In a related vein, for future reference, I point out that the courts have determined that any person may use a portable, audio cassette recorder at an open meeting of a public body, so long as the device is used in a non-disruptive manner [see Mitchell v. Board of Education of the Garden City Union Free School District, 113 AD 2d 924 (1985)]. Should you choose to tape record a meeting, your own recording could be replayed or transcribed.
A second issue involves a request to have an interpreter for the deaf present at a Town Board meeting. In conjunction with your request, it appears that the Town arranged for an interpreter to be present at its meeting of August 8. You alleged, however, that you were not informed that the interpreter would be present. There is nothing in the Open Meetings Law, nor is there any other statute of which I am aware, that would require a public body to ensure that an interpreter is present at a meeting. Consequently, while a member of the public may request that a public body gain the services of an interpreter, I know of no requirement that a public body would be obliged to do so. As suggested earlier, if there is no interpreter present, by means of a tape recording, the substance of a meeting can be made known by preparing a transcript or by means of other methods.
It is suggested that you employ the Freedom of Information Law as a means of acquiring information from the Town. I point out, however, that the title of the statute may be somewhat misleading, for it does not require government officials to provide information by answering questions, for example. Certainly they may do so; nevertheless, the Freedom of Information Law is a vehicle under which members of the public may request records and inspect and copy those that are accessible in accordance with the Law's provisions. As stated earlier, the Freedom of Information Law pertains to existing records. Again, §89(3) of that statute provides in part that an agency is not required to create a record in response to a request.
For purposes of illustration and to relate the preceding remarks to your letter of September 19 addressed to the Town Supervisor, rather than seeking answers to questions, it is recommended that you request existing records. For instance, instead of asking "what testing has been done of our water system", you might request records reflective of tests conducted pertaining to your water during a certain period.
Section 89(3) also states that an applicant must "reasonably describe" the records sought. Therefore, a request should include sufficient detail to enable agency staff to locate and identify the records of your interest.
Lastly, pursuant to regulations promulgated by the Committee on Open Government, each agency is required to designate one or more persons as "records access officer" (21 NYCRR §1401.2). The records access officer has the duty of coordinating an agency's response to requests for records, and a request should ordinarily be directed to that person. While I am unaware of the identity of the records access officer in the Town of Westport, in most towns, the town clerk is so designated. The clerk, by law, is the custodian of town records and a town's records management officer.

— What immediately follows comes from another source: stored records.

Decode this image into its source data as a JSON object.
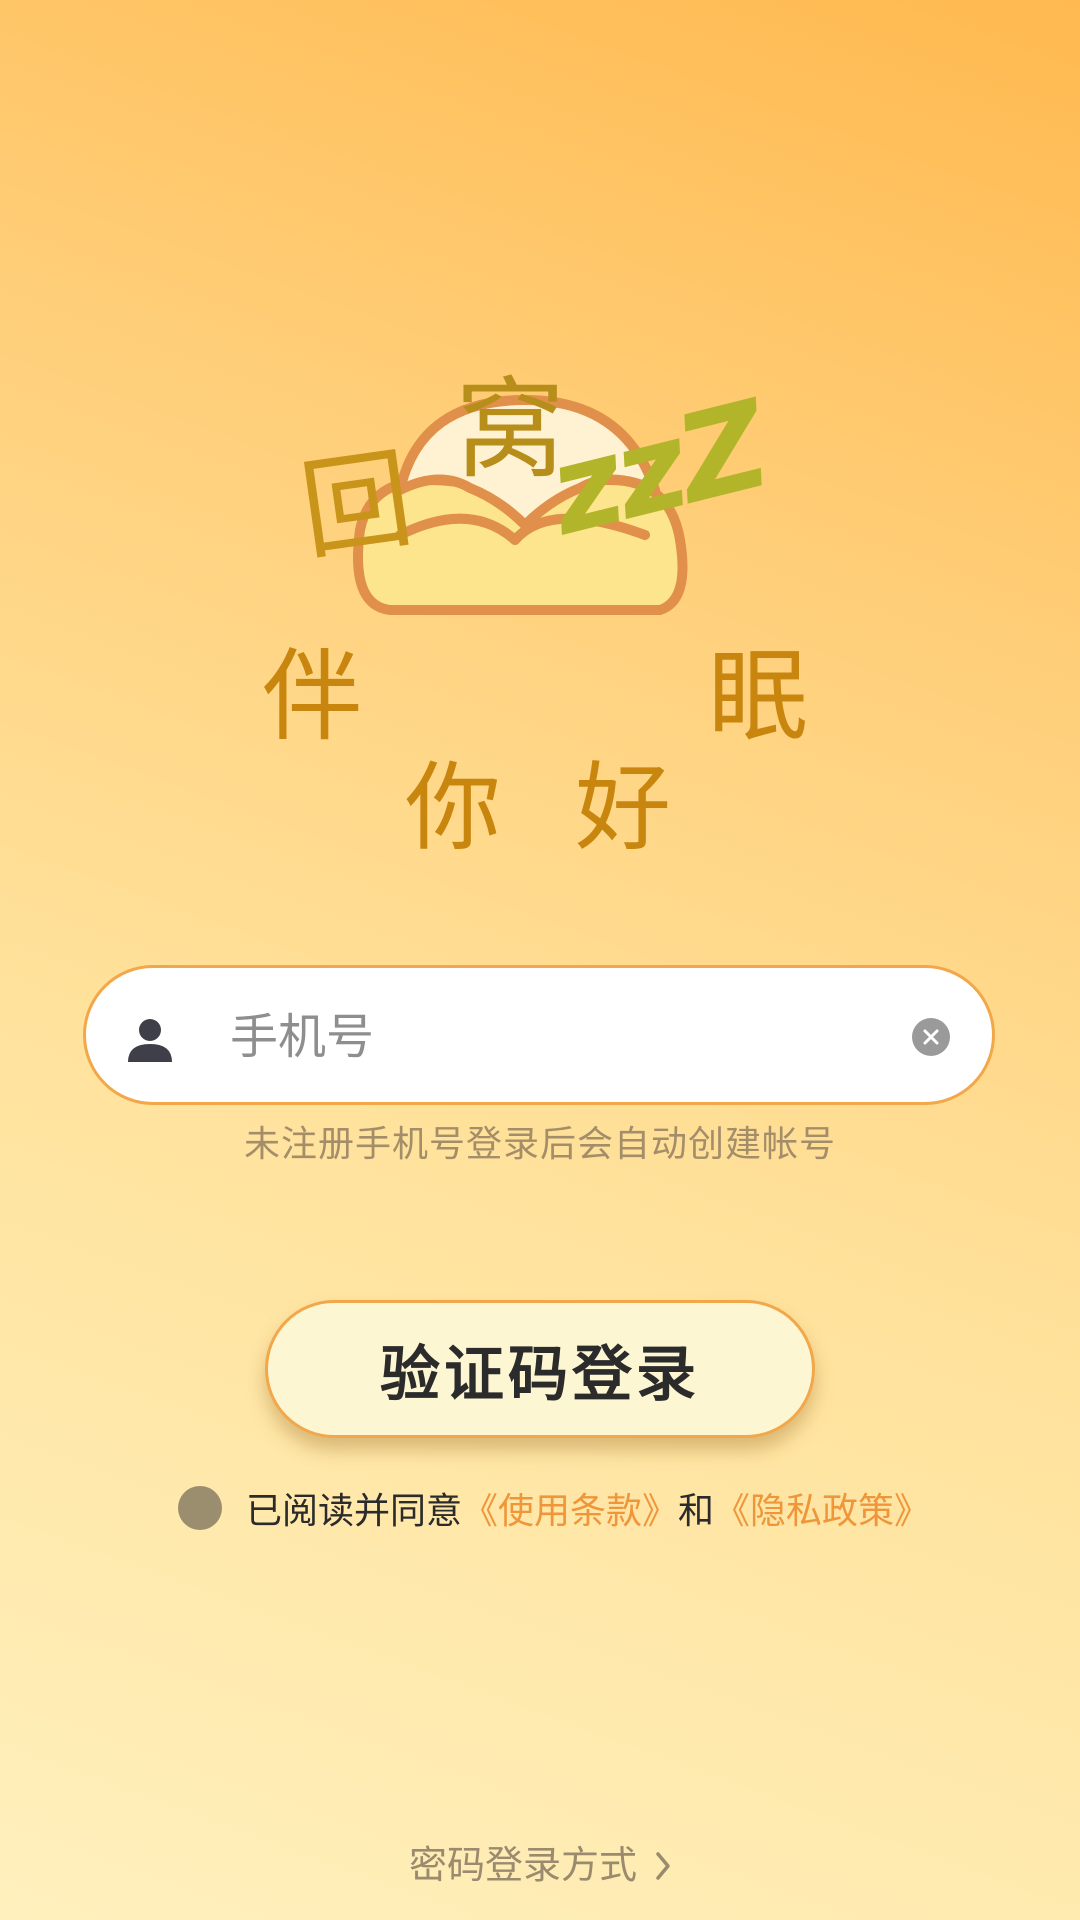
{
  "logo": {
    "chars": [
      "回",
      "窝",
      "伴",
      "眠",
      "你",
      "好"
    ],
    "zzz": "zzZ"
  },
  "phone": {
    "placeholder": "手机号",
    "value": "",
    "hint": "未注册手机号登录后会自动创建帐号"
  },
  "login": {
    "button_label": "验证码登录"
  },
  "agreement": {
    "prefix": "已阅读并同意",
    "terms": "《使用条款》",
    "and": "和",
    "privacy": "《隐私政策》"
  },
  "alt_login": {
    "label": "密码登录方式"
  },
  "colors": {
    "accent": "#f0963a",
    "border": "#f2a84a",
    "logo_text": "#c8860f",
    "zzz": "#b2b52a"
  },
  "icons": [
    "user-icon",
    "clear-icon",
    "chevron-right-icon"
  ]
}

Enclosed is "Your Right to Know", which describes the Freedom of Information and Open Meetings Laws and may be useful to you. I hope that I have been of some assistance.
Robert J. Freeman
cc: Town Board
Hon. Donald L. McIntyre, Supervisor